Gene QuinnMay 18, 2015 02:21 pm
In the research I did the number that kept coming up was 10-12 diapers a day. If your kids didn’t go through that many a day that is good for you. In my experience with kids 2 diaper changes in 8 hours is not the norm. My guess is that the diapers were not being changed as often as they could have been or should have been at day care.
You can certainly comment based on your personal experience. It is, however, ridiculous to question someone’s journalistic integrity when the research is exactly what he says but differs from your personal experience. You chastise Steve for believing the facts and figures his research (and mine) shows to be correct as if he should ignore the research and believe your personal viewpoint based on having sent your children to day care.
BennyMay 18, 2015 07:06 am
To be honest, my only reliable source of data is (as I pointed out in my first post) my own experience bringing up 3 boys.

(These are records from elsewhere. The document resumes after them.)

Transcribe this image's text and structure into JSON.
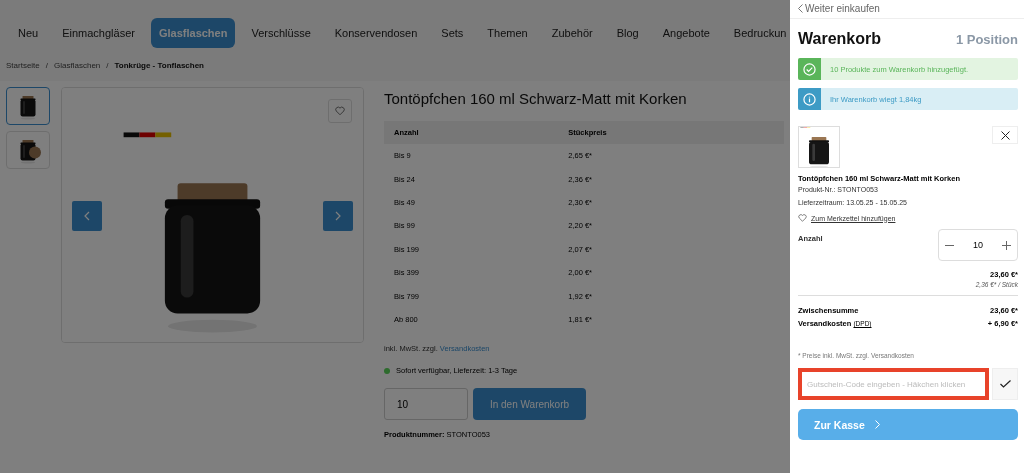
{
  "nav": [
    {
      "label": "Neu",
      "selected": false
    },
    {
      "label": "Einmachgläser",
      "selected": false
    },
    {
      "label": "Glasflaschen",
      "selected": true
    },
    {
      "label": "Verschlüsse",
      "selected": false
    },
    {
      "label": "Konservendosen",
      "selected": false
    },
    {
      "label": "Sets",
      "selected": false
    },
    {
      "label": "Themen",
      "selected": false
    },
    {
      "label": "Zubehör",
      "selected": false
    },
    {
      "label": "Blog",
      "selected": false
    },
    {
      "label": "Angebote",
      "selected": false
    },
    {
      "label": "Bedruckun",
      "selected": false
    }
  ],
  "breadcrumb": [
    {
      "kind": "link",
      "text": "Startseite"
    },
    {
      "kind": "separator",
      "text": "/"
    },
    {
      "kind": "link",
      "text": "Glasflaschen"
    },
    {
      "kind": "separator",
      "text": "/"
    },
    {
      "kind": "current",
      "text": "Tonkrüge - Tonflaschen"
    }
  ],
  "gallery": {
    "thumbnails": [
      {
        "kind": "picture",
        "selected": true
      },
      {
        "kind": "picture",
        "selected": false
      }
    ]
  },
  "product": {
    "title": "Tontöpfchen 160 ml Schwarz-Matt mit Korken",
    "price_table": {
      "columns": [
        "Anzahl",
        "Stückpreis"
      ],
      "rows": [
        [
          "Bis 9",
          "2,65 €*"
        ],
        [
          "Bis 24",
          "2,36 €*"
        ],
        [
          "Bis 49",
          "2,30 €*"
        ],
        [
          "Bis 99",
          "2,20 €*"
        ],
        [
          "Bis 199",
          "2,07 €*"
        ],
        [
          "Bis 399",
          "2,00 €*"
        ],
        [
          "Bis 799",
          "1,92 €*"
        ],
        [
          "Ab 800",
          "1,81 €*"
        ]
      ]
    },
    "tax_note": "inkl. MwSt. zzgl.",
    "tax_link": "Versandkosten",
    "availability": {
      "text": "Sofort verfügbar, Lieferzeit: 1-3 Tage",
      "color": "#2d6b2d"
    },
    "quantity": "10",
    "add_button": "In den Warenkorb",
    "number_label": "Produktnummer:",
    "number": "STONTO053"
  },
  "cart": {
    "back": "Weiter einkaufen",
    "title": "Warenkorb",
    "count": "1 Position",
    "alerts": [
      {
        "kind": "success",
        "text": "10 Produkte zum Warenkorb hinzugefügt."
      },
      {
        "kind": "info",
        "text": "Ihr Warenkorb wiegt 1,84kg"
      }
    ],
    "item": {
      "title": "Tontöpfchen 160 ml Schwarz-Matt mit Korken",
      "number": "Produkt-Nr.: STONTO053",
      "delivery": "Lieferzeitraum: 13.05.25 - 15.05.25",
      "wishlist": "Zum Merkzettel hinzufügen",
      "quantity_label": "Anzahl",
      "quantity": "10",
      "total": "23,60 €*",
      "unit_price": "2,36 €* / Stück"
    },
    "subtotal_label": "Zwischensumme",
    "subtotal": "23,60 €*",
    "shipping_label": "Versandkosten",
    "shipping_carrier": "(DPD)",
    "shipping": "+ 6,90 €*",
    "footnote": "* Preise inkl. MwSt. zzgl. Versandkosten",
    "coupon": {
      "placeholder": "Gutschein-Code eingeben - Häkchen klicken",
      "highlighted": true
    },
    "checkout": "Zur Kasse"
  }
}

None of them went through 10-12 diapers a day at any age, (unless they were sick), and during the 8 hours they spent at day care they usually needed 2-3 changes – no different from their peers.
I quick search of the net shows that there is no clear-cut answer to the question – I could cite several different sources and provide you with several different answers.

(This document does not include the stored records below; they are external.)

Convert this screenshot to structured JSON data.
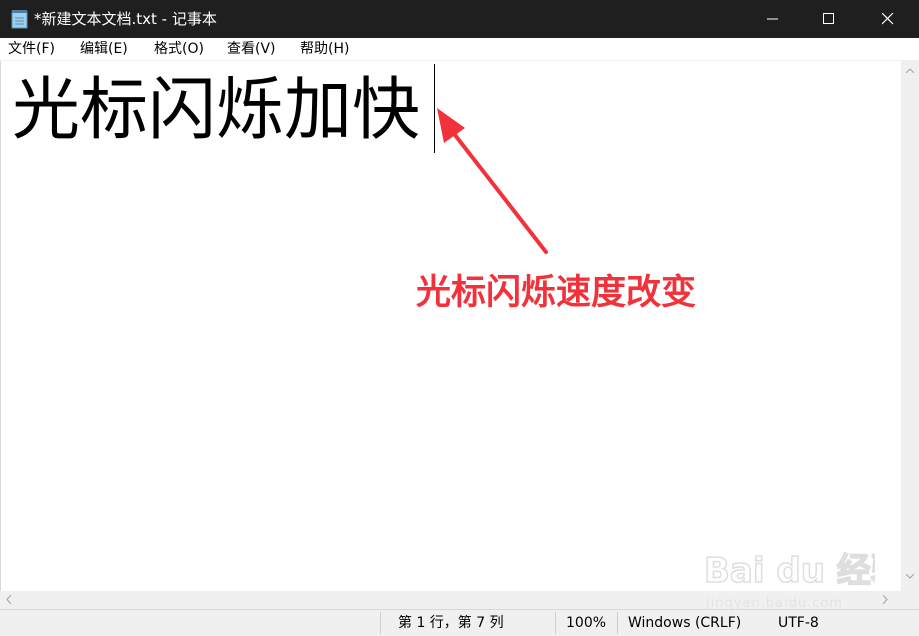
{
  "window": {
    "title": "*新建文本文档.txt - 记事本"
  },
  "menu": {
    "items": [
      "文件(F)",
      "编辑(E)",
      "格式(O)",
      "查看(V)",
      "帮助(H)"
    ]
  },
  "editor": {
    "content": "光标闪烁加快"
  },
  "annotation": {
    "text": "光标闪烁速度改变",
    "color": "#f2323b"
  },
  "status": {
    "position": "第 1 行，第 7 列",
    "zoom": "100%",
    "line_ending": "Windows (CRLF)",
    "encoding": "UTF-8"
  },
  "watermark": {
    "logo_text": "Bai du 经验",
    "url": "jingyan.baidu.com"
  },
  "colors": {
    "titlebar": "#1f1f1f",
    "status_bg": "#f0f0f0"
  }
}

The reason I questioned Steves’ statistics was that it was at odds with my own experience – a legitimate reason, I would think.
Gene QuinnMay 17, 2015 07:54 pm
I’m sorry you don’t find the statistics Steve cited as credible. Of course, it is interesting to note that you don’t provide any citation to the fact that Steve is wrong. I suppose you are omnipotent, all knowing and we are just supposed to take you word for it.
Seriously, if you are going to call someone’s integrity into question at least have the guts to do so with facts rather than your own guesses.
Perhaps you should do your own research on the topic and let us know what the answer is. Of course we won’t hear back from you given that 10-12 is correct.
BennyMay 17, 2015 02:07 am
Given that an infant will sleep at least 3 hours at a stretch, 10-12 diaper changes a day would equate to one change every 90 minutes on average. No parent does that, and it certainly doesn’t happen at day care centers. Believing those statistics would put you off having kids entirely. It’s not impossible that the EPA ha a budgetary interest in publishing skewed statistics.
As a journalist, you have to work with the data you find. As a responsible journalist, you have to question that data.
Steve BrachmannMay 14, 2015 11:34 pm
@Benny and @Carlos – If you click on the link provided on the sentence in question, you’ll see that the statistic comes from the U.S. Environmental Protection Agency. I do not have children, but I am a journalist and I have to work with the data that I find during my research. Not having any kids, I may be a poor judge to know that the EPA was off in these statistics. I couldn’t find anything definitive from an outstanding source but the best math I could find was here – http://parentingprincesses.com/how-many-diapers-does-a-baby-use-in-a-year/. That source suggests that a child will go through anywhere from 3,650 to 4,380 diapers during that child’s first year of life. Given that, 8,000 does seem like a low figure. Those numbers assume an average of 10 to 12 diaper changes per day, so if anyone feels that is either too low or too high, please add to the discussion.
Carlos RicherMay 14, 2015 10:52 am
I know for a fact the number is just unreal, the actual number is closer to 3,200 diapers for the whole cycle of the baby. In emerging countries where they used less diapers per day and an early potty training, the number is around 1,800 diapers!
BennyMay 13, 2015 06:04 am
You quoted a statistic that “during infancy a single child will go through about 8000 diapers”. I don’t know if you have small children, but as a father of 3 boys I can assure you that number is far removed from reality.